Thermal energy applied to a pure material near its critical point immediately makes a strong expansion. This causes an adiabatic compression in the front of the expansion and a large density difference is formed there. The difference with adiabatic energy is transported as an acoustic wave. This rapid heat transportation is called ‘‘Piston Effect. ’’ In our study, an ultra-sensitive and high-speed density measurement system was developed to observe the elementary process of‘‘ Piston Effect. ’’ To demonstrate the performance of the system, the measurement of sound velocity in a critical fluid was conducted. Numerical simulations were also made to confirm the experimental results. Using the FFT method to both of the experiment and the simulation, the sound velocity could be precisely evaluated. The velocity profile versus temperature from the experimental results shows a good agreement with the simulation results and theoretical prediction, that is, the velocity rapidly decreases as the fluid approaches its critical point. This indicates that our experiments and simulations complementally enable us to quantitatively discuss the critical phenomena.
Interferometry is an effective method for the in-situ measurement of the faint-growth/dissolution rate of a crystal in a solution, in which the distortion of the observation cell due to the thermal expansion of the materials is sometime larger than the growth/dissolution of the crystal. Thus, it is necessary to establish the way to obtain the real growth/dissolution length by subtracting the displacement due to the distortion from the actual interferometric data. To estimate the behavior of the cell during heating, we observed the interference fringes from two glass windows simultaneously by employing a Michelson interferometry. The distortion of the cell was successfully separated into the expansion of volume of a solution and that of the cell holder. This analysis would also contribute to design the growth cell for the measurement of a very small growth rate of crystals in space.

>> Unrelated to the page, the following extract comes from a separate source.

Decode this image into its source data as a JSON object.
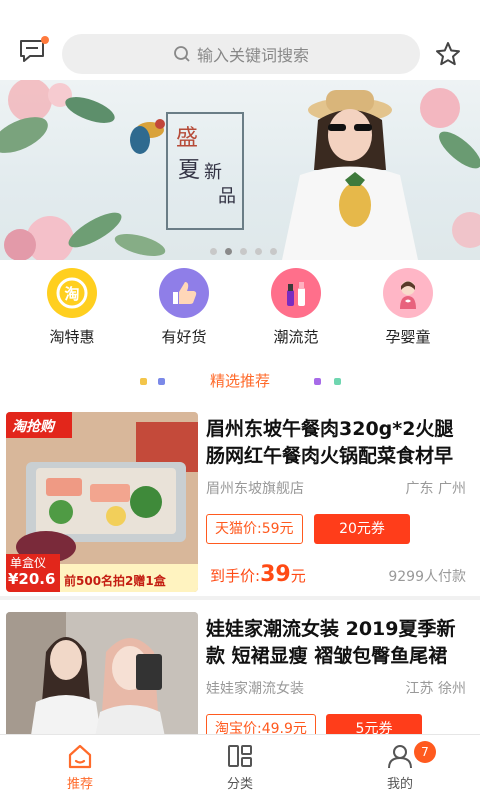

In the near future, cryogenic propellants will be managed on orbit for space transportation systems. Resupply of cryogenic fluids on orbit is one technology area common to all future space missions. To arrive at this technology, gas-liquid separation and heat management will have to be developed. We propose a new fluid transfer technique, which employs centrifugal force in swirl flow for the gas-liquid separation. In addition, the condensation of vapor in the gas phase is promoted by supplying a spray of cold liquid. First, we conducted a preliminary experiment of tank pre-chill and gas-liquid separation by centrifugal force without a phase change in microgravity using an aircraft. Further analyses of swirl flow behaviors were conducted by means of the computational program FLOW-3D. Second, to construct a thermal analytical model required for the design of cryogenic fluid resupply technology, a one-dimensional thermal analytical model was created by means of the computational program SINDA/FLUINT and the evaluation of this model was conducted by a refilling experiment using liquid nitrogen.